>>>>

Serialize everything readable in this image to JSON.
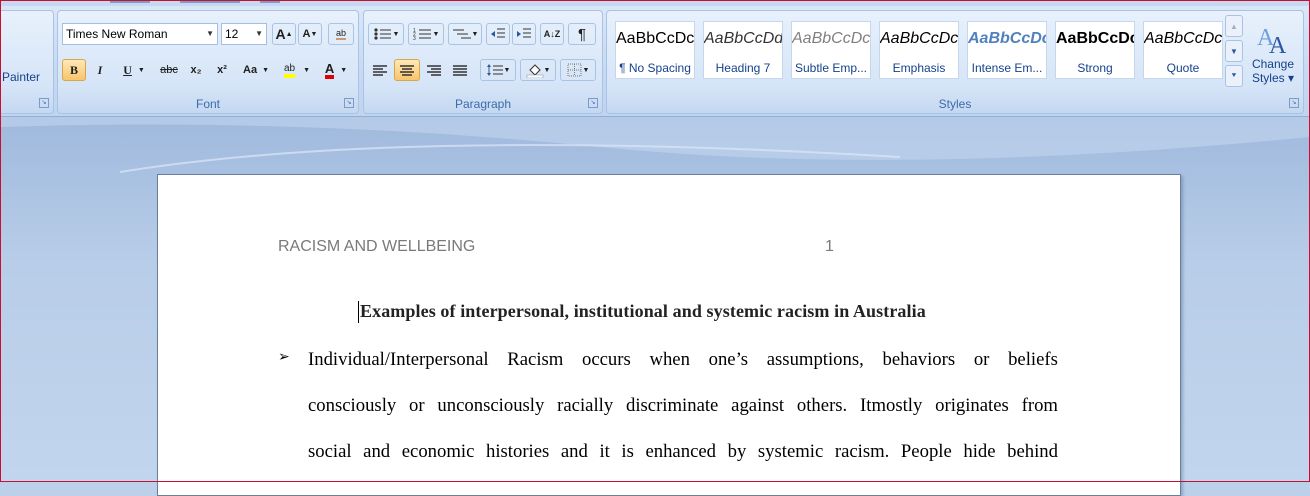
{
  "ribbon": {
    "clipboard": {
      "format_painter_label": "Painter"
    },
    "font": {
      "group_label": "Font",
      "font_name": "Times New Roman",
      "font_size": "12",
      "grow_glyph": "A",
      "shrink_glyph": "A",
      "clear_glyph": "ab",
      "bold_glyph": "B",
      "italic_glyph": "I",
      "underline_glyph": "U",
      "strike_glyph": "abc",
      "subscript_glyph": "x₂",
      "superscript_glyph": "x²",
      "case_glyph": "Aa",
      "highlight_glyph": "ab",
      "fontcolor_glyph": "A"
    },
    "paragraph": {
      "group_label": "Paragraph",
      "show_marks_glyph": "¶"
    },
    "styles": {
      "group_label": "Styles",
      "items": [
        {
          "sample": "AaBbCcDc",
          "name": "¶ No Spacing"
        },
        {
          "sample": "AaBbCcDd",
          "name": "Heading 7"
        },
        {
          "sample": "AaBbCcDc",
          "name": "Subtle Emp..."
        },
        {
          "sample": "AaBbCcDc",
          "name": "Emphasis"
        },
        {
          "sample": "AaBbCcDc",
          "name": "Intense Em..."
        },
        {
          "sample": "AaBbCcDc",
          "name": "Strong"
        },
        {
          "sample": "AaBbCcDc",
          "name": "Quote"
        }
      ],
      "change_styles_line1": "Change",
      "change_styles_line2": "Styles ▾"
    }
  },
  "document": {
    "header_left": "RACISM AND WELLBEING",
    "page_number": "1",
    "title": "Examples of interpersonal, institutional and systemic racism in Australia",
    "bullet_glyph": "➢",
    "lines": [
      "Individual/Interpersonal Racism occurs when one’s assumptions, behaviors or beliefs",
      "consciously or unconsciously racially discriminate against others. Itmostly originates from",
      "social and economic histories and it is enhanced by systemic racism. People hide behind"
    ]
  },
  "colors": {
    "ribbon_bg": "#c7daf2",
    "doc_bg": "#b8cde8",
    "highlight_yellow": "#ffff00",
    "font_red": "#e00000",
    "active_orange": "#f9c46b"
  }
}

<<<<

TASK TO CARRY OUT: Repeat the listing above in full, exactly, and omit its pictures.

SOLVED PROBLEM:
Serialize everything readable in this image to JSON.
{
  "ribbon": {
    "clipboard": {
      "format_painter_label": "Painter"
    },
    "font": {
      "group_label": "Font",
      "font_name": "Times New Roman",
      "font_size": "12",
      "grow_glyph": "A",
      "shrink_glyph": "A",
      "clear_glyph": "ab",
      "bold_glyph": "B",
      "italic_glyph": "I",
      "underline_glyph": "U",
      "strike_glyph": "abc",
      "subscript_glyph": "x₂",
      "superscript_glyph": "x²",
      "case_glyph": "Aa",
      "highlight_glyph": "ab",
      "fontcolor_glyph": "A"
    },
    "paragraph": {
      "group_label": "Paragraph",
      "show_marks_glyph": "¶"
    },
    "styles": {
      "group_label": "Styles",
      "items": [
        {
          "sample": "AaBbCcDc",
          "name": "¶ No Spacing"
        },
        {
          "sample": "AaBbCcDd",
          "name": "Heading 7"
        },
        {
          "sample": "AaBbCcDc",
          "name": "Subtle Emp..."
        },
        {
          "sample": "AaBbCcDc",
          "name": "Emphasis"
        },
        {
          "sample": "AaBbCcDc",
          "name": "Intense Em..."
        },
        {
          "sample": "AaBbCcDc",
          "name": "Strong"
        },
        {
          "sample": "AaBbCcDc",
          "name": "Quote"
        }
      ],
      "change_styles_line1": "Change",
      "change_styles_line2": "Styles ▾"
    }
  },
  "document": {
    "header_left": "RACISM AND WELLBEING",
    "page_number": "1",
    "title": "Examples of interpersonal, institutional and systemic racism in Australia",
    "bullet_glyph": "➢",
    "lines": [
      "Individual/Interpersonal Racism occurs when one’s assumptions, behaviors or beliefs",
      "consciously or unconsciously racially discriminate against others. Itmostly originates from",
      "social and economic histories and it is enhanced by systemic racism. People hide behind"
    ]
  },
  "colors": {
    "ribbon_bg": "#c7daf2",
    "doc_bg": "#b8cde8",
    "highlight_yellow": "#ffff00",
    "font_red": "#e00000",
    "active_orange": "#f9c46b"
  }
}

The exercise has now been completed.